I put a triple dash---,a "fold", on a line at the top of myscratch.ufile, which tells Unison to ignore everything below. I've already addedfactorialto my codebase, so I don't need to think about that anymore. It goes below the fold. Above the fold, I put an expression to generate a single random number between 0 and 10 which I got from the README.

> mersenne.provide (nextFromRange 0 11) defaultSeed 'ask
---
factorial n = List.foldr (*) 1 (range 2 (n + 1))

I wonder what thismersenne.provideis. Let's ask Unison.

OK, soprovidegenerates numbers by providing aStore Stateability, whereStateis the Mersenne twister's internal state. TheNat32is the seed, and thisAsk nthing is a computation that can ask for a randomn(which in my case is going to beNat).

Looks like this library puts a lot of its guts on display, so I'm going to try to write a more abstract interface for it. What I really want for a random number generator ability is something like this:

ability RNG where
nextNat : Nat

I can write a (recursive) handler for this ability that uses the Mersenne twister:

mersenneRNG : Nat32 -> '{RNG,e} a ->{e} a
mersenneRNG seed x =
h = cases
{ nextNat -> k } -> handle (k !nat.next) with h
{ a } -> a
mersenne.provide '(handle !x with h) seed 'ask

Great! So now I can request a randomNatjust by sayingnextNat,and I can handle that request with mersenneRNGby providing a seed. But sometimes I don't want to provide a seed, and I just want to generate a random number as anIOeffect. Let's try to feed it the system time.

OK, we can get anEpochTime,which wraps aNat,usingsystemTime.Can we turn that into aNat32as required bymersenneRNG?A type-basedfindturns up 3 different functions:

Skimming thedocsfor these, I see thattruncate32is probably the thing I want. It truncates the high 32 bits, leaving me with just the least significant bits of the clock. So I write:
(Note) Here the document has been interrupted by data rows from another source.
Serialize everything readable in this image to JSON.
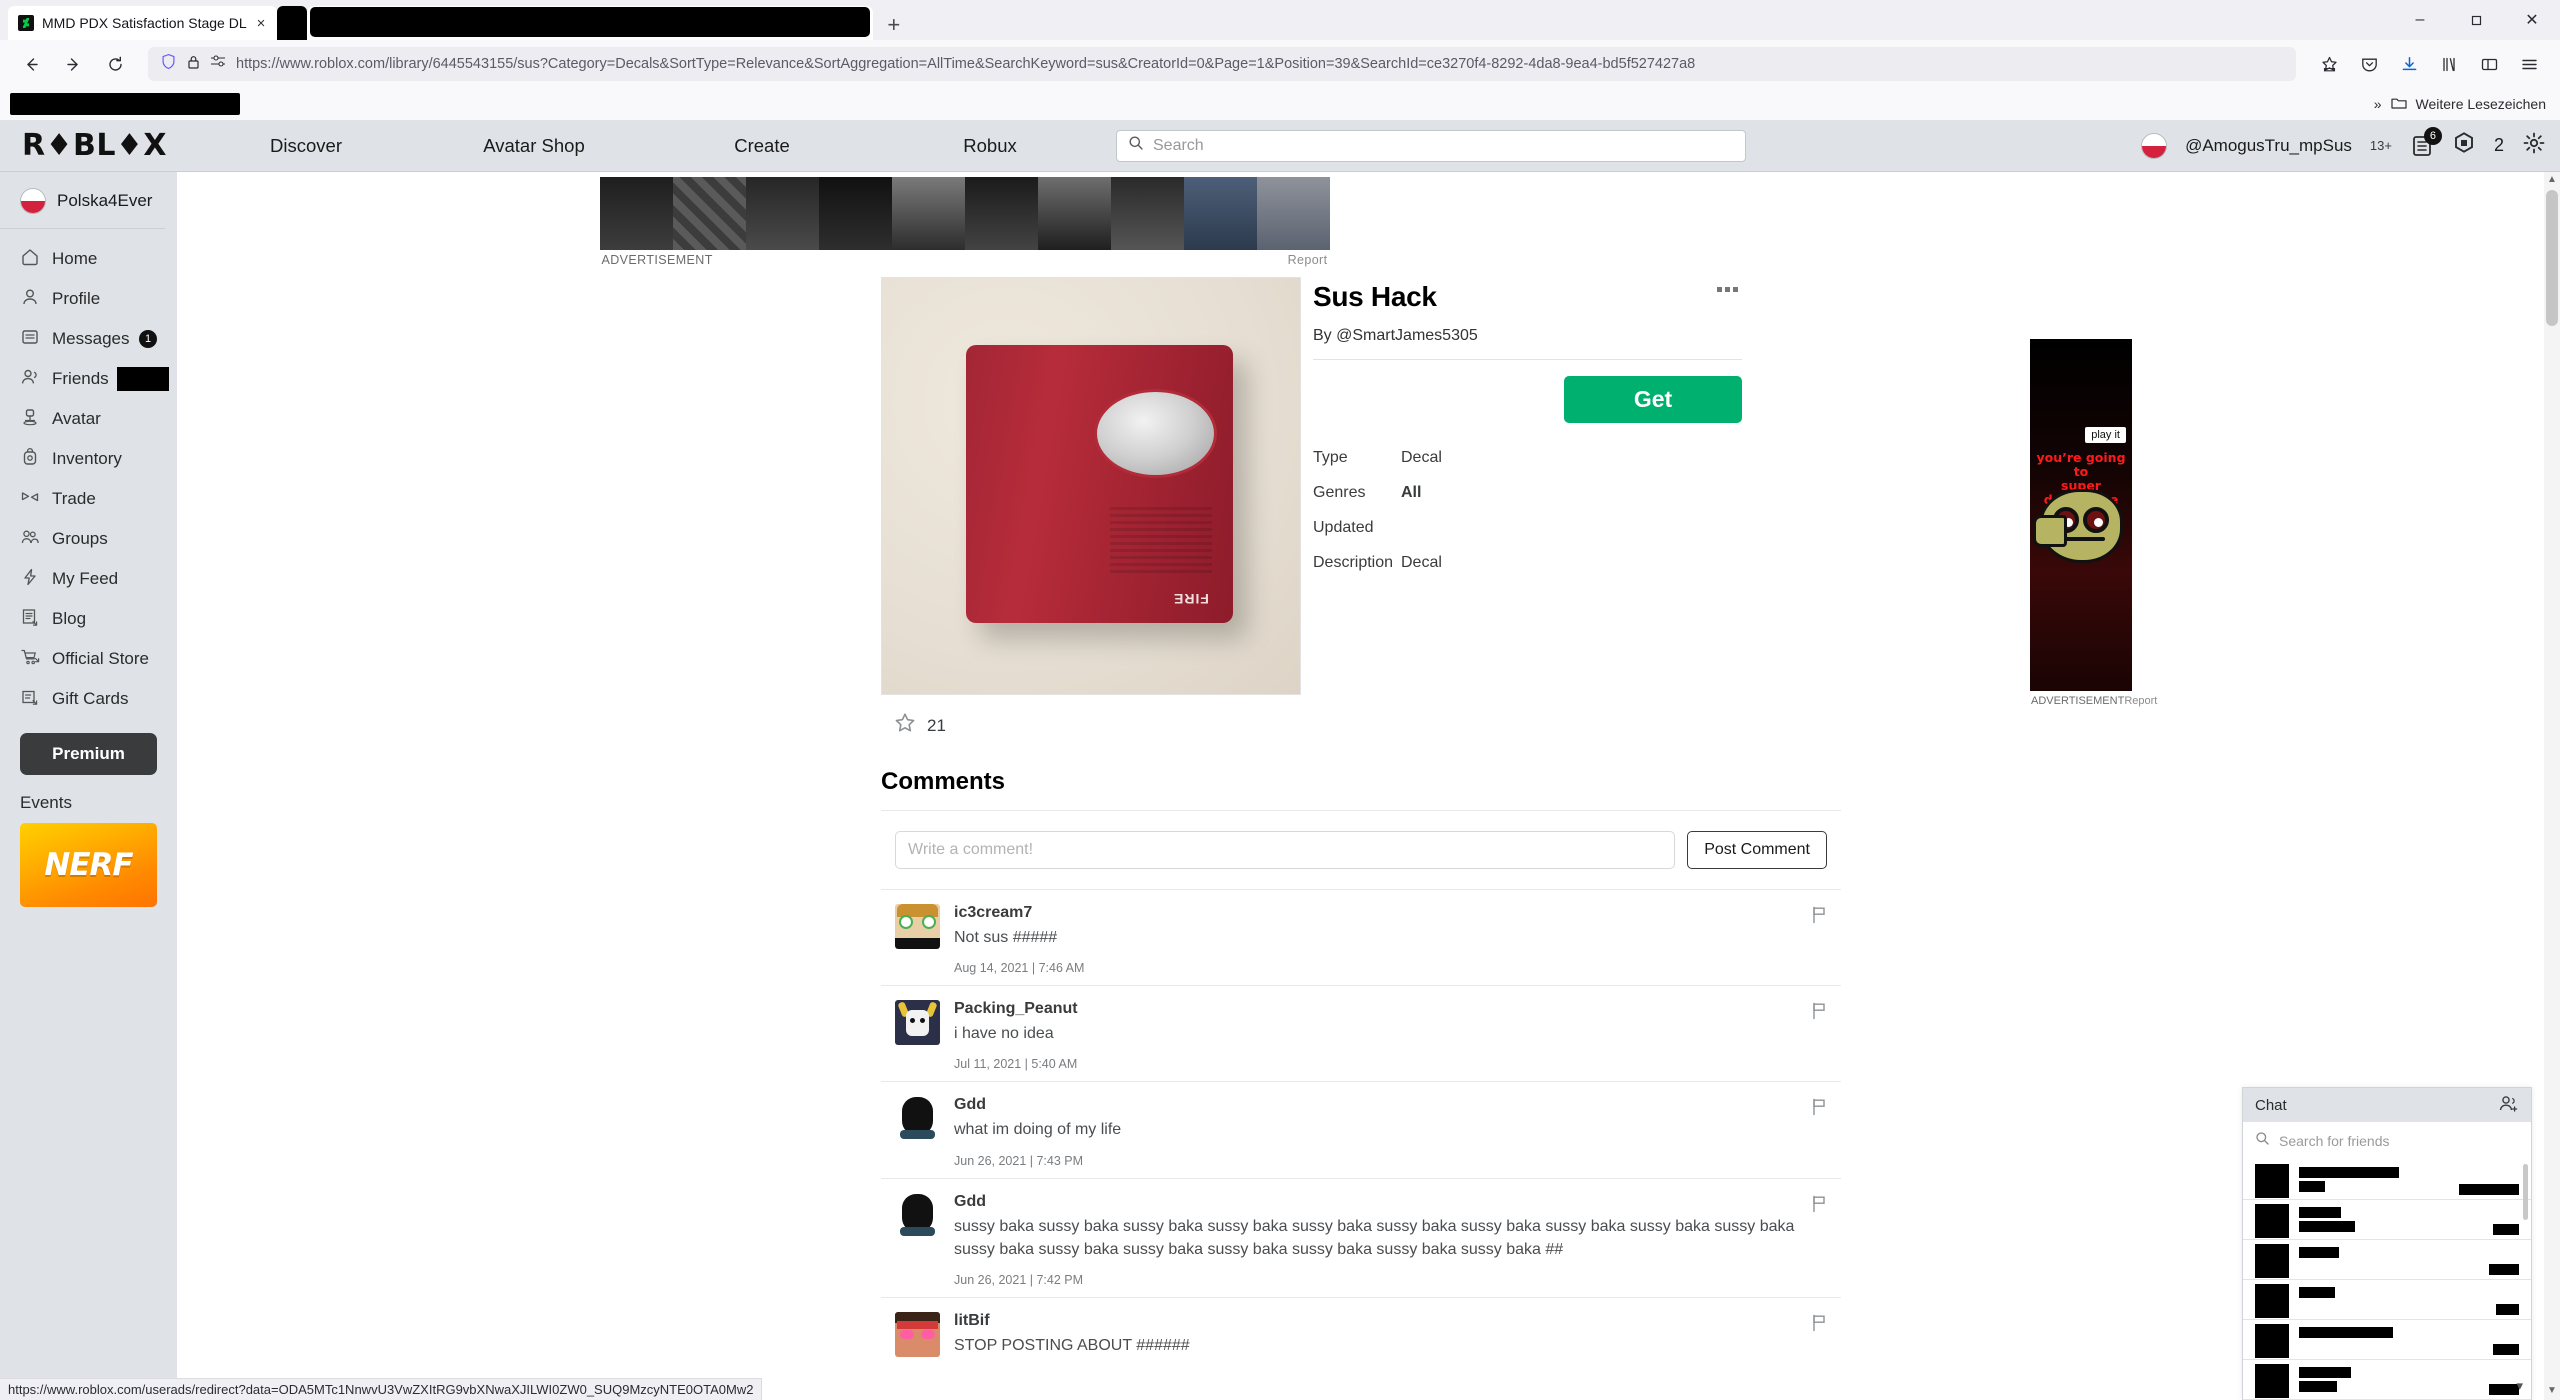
{
  "browser": {
    "tab": {
      "title": "MMD PDX Satisfaction Stage DL",
      "favicon_name": "deviantart-icon",
      "close_label": "×"
    },
    "new_tab_label": "+",
    "window_controls": {
      "minimize": "–",
      "maximize": "❐",
      "close": "✕"
    },
    "nav": {
      "back": "←",
      "forward": "→",
      "reload": "⟳"
    },
    "url": {
      "host": "https://www.roblox.com",
      "path": "/library/6445543155/sus?Category=Decals&SortType=Relevance&SortAggregation=AllTime&SearchKeyword=sus&CreatorId=0&Page=1&Position=39&SearchId=ce3270f4-8292-4da8-9ea4-bd5f527427a8",
      "full": "https://www.roblox.com/library/6445543155/sus?Category=Decals&SortType=Relevance&SortAggregation=AllTime&SearchKeyword=sus&CreatorId=0&Page=1&Position=39&SearchId=ce3270f4-8292-4da8-9ea4-bd5f527427a8"
    },
    "toolbar_icons": [
      "bookmark-star-icon",
      "pocket-icon",
      "downloads-icon",
      "library-icon",
      "sidebar-icon",
      "menu-icon"
    ],
    "bookmarks_bar": {
      "overflow_label": "»",
      "folder_label": "Weitere Lesezeichen"
    },
    "status_url": "https://www.roblox.com/userads/redirect?data=ODA5MTc1NnwvU3VwZXItRG9vbXNwaXJILWI0ZW0_SUQ9MzcyNTE0OTA0Mw2"
  },
  "roblox": {
    "logo": "R♦BL♦X",
    "nav": [
      {
        "label": "Discover"
      },
      {
        "label": "Avatar Shop"
      },
      {
        "label": "Create"
      },
      {
        "label": "Robux"
      }
    ],
    "search": {
      "placeholder": "Search",
      "value": "",
      "icon": "search-icon"
    },
    "account": {
      "username": "@AmogusTru_mpSus",
      "age_tag": "13+",
      "messages_badge": "6",
      "robux_count": "2",
      "settings_icon": "gear-icon",
      "messages_icon": "messages-icon",
      "robux_icon": "robux-icon",
      "avatar_icon": "poland-flag-avatar"
    }
  },
  "sidebar": {
    "user": {
      "name": "Polska4Ever",
      "avatar_icon": "poland-flag-avatar"
    },
    "items": [
      {
        "label": "Home",
        "icon": "home-icon"
      },
      {
        "label": "Profile",
        "icon": "person-icon"
      },
      {
        "label": "Messages",
        "icon": "envelope-icon",
        "badge": "1"
      },
      {
        "label": "Friends",
        "icon": "people-icon",
        "redacted": true
      },
      {
        "label": "Avatar",
        "icon": "avatar-icon"
      },
      {
        "label": "Inventory",
        "icon": "backpack-icon"
      },
      {
        "label": "Trade",
        "icon": "trade-icon"
      },
      {
        "label": "Groups",
        "icon": "groups-icon"
      },
      {
        "label": "My Feed",
        "icon": "feed-bolt-icon"
      },
      {
        "label": "Blog",
        "icon": "blog-icon"
      },
      {
        "label": "Official Store",
        "icon": "cart-icon"
      },
      {
        "label": "Gift Cards",
        "icon": "giftcard-icon"
      }
    ],
    "premium_label": "Premium",
    "events_label": "Events",
    "event_ad": {
      "brand": "NERF"
    }
  },
  "top_ad": {
    "label": "ADVERTISEMENT",
    "report": "Report"
  },
  "item": {
    "title": "Sus Hack",
    "by_label": "By",
    "creator": "@SmartJames5305",
    "get_button": "Get",
    "more_icon": "more-options-icon",
    "favorites": {
      "count": "21",
      "icon": "star-icon"
    },
    "details": [
      {
        "key": "Type",
        "value": "Decal",
        "bold": false
      },
      {
        "key": "Genres",
        "value": "All",
        "bold": true
      },
      {
        "key": "Updated",
        "value": "",
        "bold": false
      },
      {
        "key": "Description",
        "value": "Decal",
        "bold": false
      }
    ],
    "thumbnail": {
      "alt": "red fire alarm strobe on wall",
      "word": "FIRE"
    }
  },
  "comments": {
    "heading": "Comments",
    "input_placeholder": "Write a comment!",
    "input_value": "",
    "post_label": "Post Comment",
    "flag_icon": "report-flag-icon",
    "list": [
      {
        "user": "ic3cream7",
        "text": "Not sus #####",
        "date": "Aug 14, 2021 | 7:46 AM",
        "avatar": "ic3cream7-avatar"
      },
      {
        "user": "Packing_Peanut",
        "text": "i have no idea",
        "date": "Jul 11, 2021 | 5:40 AM",
        "avatar": "packing-peanut-avatar"
      },
      {
        "user": "Gdd",
        "text": "what im doing of my life",
        "date": "Jun 26, 2021 | 7:43 PM",
        "avatar": "gdd-avatar"
      },
      {
        "user": "Gdd",
        "text": "sussy baka sussy baka sussy baka sussy baka sussy baka sussy baka sussy baka sussy baka sussy baka sussy baka sussy baka sussy baka sussy baka sussy baka sussy baka sussy baka sussy baka ##",
        "date": "Jun 26, 2021 | 7:42 PM",
        "avatar": "gdd-avatar"
      },
      {
        "user": "litBif",
        "text": "STOP POSTING ABOUT ######",
        "date": "",
        "avatar": "litbif-avatar"
      }
    ]
  },
  "rail_ad": {
    "play_label": "play it",
    "headline_line1": "you’re going to",
    "headline_line2": "super doomspire",
    "label": "ADVERTISEMENT",
    "report": "Report"
  },
  "chat": {
    "title": "Chat",
    "add_friend_icon": "add-friend-icon",
    "search_placeholder": "Search for friends",
    "search_value": "",
    "search_icon": "search-icon",
    "collapse_icon": "chevron-down-icon",
    "rows": [
      {
        "redacted": true
      },
      {
        "redacted": true
      },
      {
        "redacted": true
      },
      {
        "redacted": true
      },
      {
        "redacted": true
      },
      {
        "redacted": true
      }
    ]
  },
  "colors": {
    "roblox_green": "#00b06f",
    "header_gray": "#dfe3e8",
    "ad_red": "#ff1a1a"
  }
}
clockSeed : '{IO} Nat32
clockSeed _ =
match !systemTime with
EpochTime t -> truncate32 t

And finally I use themersenneRNGhandler from earlier:

mersenneIO : '{RNG,e} a ->{IO,e} a
mersenneIO x =
mersenneRNG !clockSeed x

An example of using this in a program might be:

main : '{IO} ()
main = 'let
printLine (Nat.toText (mersenneIO 'nextNat))

Iaddall of that to ascratchnamespace in my codebase:

Let's try to run it. UCM provides aruncommand which provide theIOability to something of a type like'{IO} a.

Great! I got a random number using the system clock time as a seed. Maybe at some point I'llsend a pull requestto Chris so he can incorporate some of this into his library.

## Conclusion

I hope this gives you a taste of what it's like to work in Unison with the current alpha release, and that this encourages you to try it out and maybe contribute some libraries. Remember, it's early days yet, so little things you build now could make a big impact on the Unison community for the future.